2014 was a huge year for UFC women’s bantamweight champ Ronda Rousey. As well as making her big screen debut in blockbuster action hit The Expendables 3, the former Olympic judoka earned two knockout wins over Sara McMann (UFC 170) and Alexis Davis (UFC 175) – the latter of which coming in just 16 seconds.

Now Rousey is gearing up to defend her title for the fifth time against Cat Zingano at UFC 184 on February 28th.

In the current edition of Fighters Only magazine, Ronda speaks about her respective careers in MMA and film in an exclusive interview. Read below for a special preview.

“[The Expendables 3] really made me start thinking about my own life,” Rousey explains to FO in an exclusive interview. “Like, how am I going to deal with retirement when it gets to be that time? When I can’t fight any more, how will that affect me when I see all these young, hungry kids coming up? It makes you think.”

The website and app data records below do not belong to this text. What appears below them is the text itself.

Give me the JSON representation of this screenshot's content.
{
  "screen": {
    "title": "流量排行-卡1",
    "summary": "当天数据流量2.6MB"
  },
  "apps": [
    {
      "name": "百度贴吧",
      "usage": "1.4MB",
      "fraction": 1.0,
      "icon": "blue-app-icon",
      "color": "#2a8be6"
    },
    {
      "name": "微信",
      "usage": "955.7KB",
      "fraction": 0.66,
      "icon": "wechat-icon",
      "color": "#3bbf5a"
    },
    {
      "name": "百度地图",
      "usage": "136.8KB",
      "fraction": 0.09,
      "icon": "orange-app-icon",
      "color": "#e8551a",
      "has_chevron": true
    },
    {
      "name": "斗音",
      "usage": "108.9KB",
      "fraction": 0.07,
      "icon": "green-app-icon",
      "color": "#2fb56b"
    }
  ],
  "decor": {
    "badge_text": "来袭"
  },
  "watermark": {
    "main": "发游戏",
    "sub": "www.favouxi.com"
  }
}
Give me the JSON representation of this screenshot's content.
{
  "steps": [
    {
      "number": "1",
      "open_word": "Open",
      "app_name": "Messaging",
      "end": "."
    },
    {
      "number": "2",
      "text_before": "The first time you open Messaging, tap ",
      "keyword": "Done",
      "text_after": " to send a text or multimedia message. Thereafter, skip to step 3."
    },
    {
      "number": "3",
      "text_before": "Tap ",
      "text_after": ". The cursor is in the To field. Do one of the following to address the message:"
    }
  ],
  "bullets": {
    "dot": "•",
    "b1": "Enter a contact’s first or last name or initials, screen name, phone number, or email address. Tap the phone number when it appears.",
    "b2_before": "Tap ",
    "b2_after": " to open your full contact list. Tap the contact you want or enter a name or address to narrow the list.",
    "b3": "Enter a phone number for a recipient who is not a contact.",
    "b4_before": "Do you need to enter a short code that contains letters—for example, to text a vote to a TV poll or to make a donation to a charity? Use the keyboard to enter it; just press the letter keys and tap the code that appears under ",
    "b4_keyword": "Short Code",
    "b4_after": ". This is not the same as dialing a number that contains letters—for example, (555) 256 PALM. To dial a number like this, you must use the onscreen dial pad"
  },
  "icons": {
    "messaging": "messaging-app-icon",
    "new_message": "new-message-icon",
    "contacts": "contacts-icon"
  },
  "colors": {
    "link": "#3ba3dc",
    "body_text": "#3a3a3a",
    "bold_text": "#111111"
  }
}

With thoughts of her expiration date lying heavy on her head, even though her careers in mixed martial arts and acting are firmly on the upswing, it’s tough to imagine how someone with a schedule like Rousey’s is able to fit intense training camps into a life that’s constantly on the move.

She firmly believes her mental strength and refusal to let excuses get in the way of hard training have been the main reasons why she’s the most dominant female fighter on the planet right now.

“How I see it, it’s all about putting in the work and having motivation. You have to stay motivated – force yourself to be motivated. I’ve said this before, but to be the best for more than a day or a week you have to be really, really driven to sustain that level, and that’s difficult

“Honestly, you have to make yourself get up and go train, even when you have every reason and excuse in the world not to. To reach your goals you’ve got to put in the hard work required to get there – and that sounds simple, but it’s not. You have to be persistent and you have to keep that simple idea in mind at all times. You’ve got to put in the hard work required to get there.

“Typically I have two to three workouts a day, and they could include wrestling, striking, boxing, running up sand dunes, grappling, strength and conditioning, judo, Brazilian jiu-jitsu, swimming. And I actually don’t lift any weights at all.

“Every muscle people see on my body is for a task. Whenever I want to be able to do a certain move or action, I put the work in until I can. And to be honest, I’ve never enjoyed weightlifting because there’s no problem solving. With fighting I’m solving a problem, so I don’t think about being tired.”

Interview by Matthew Power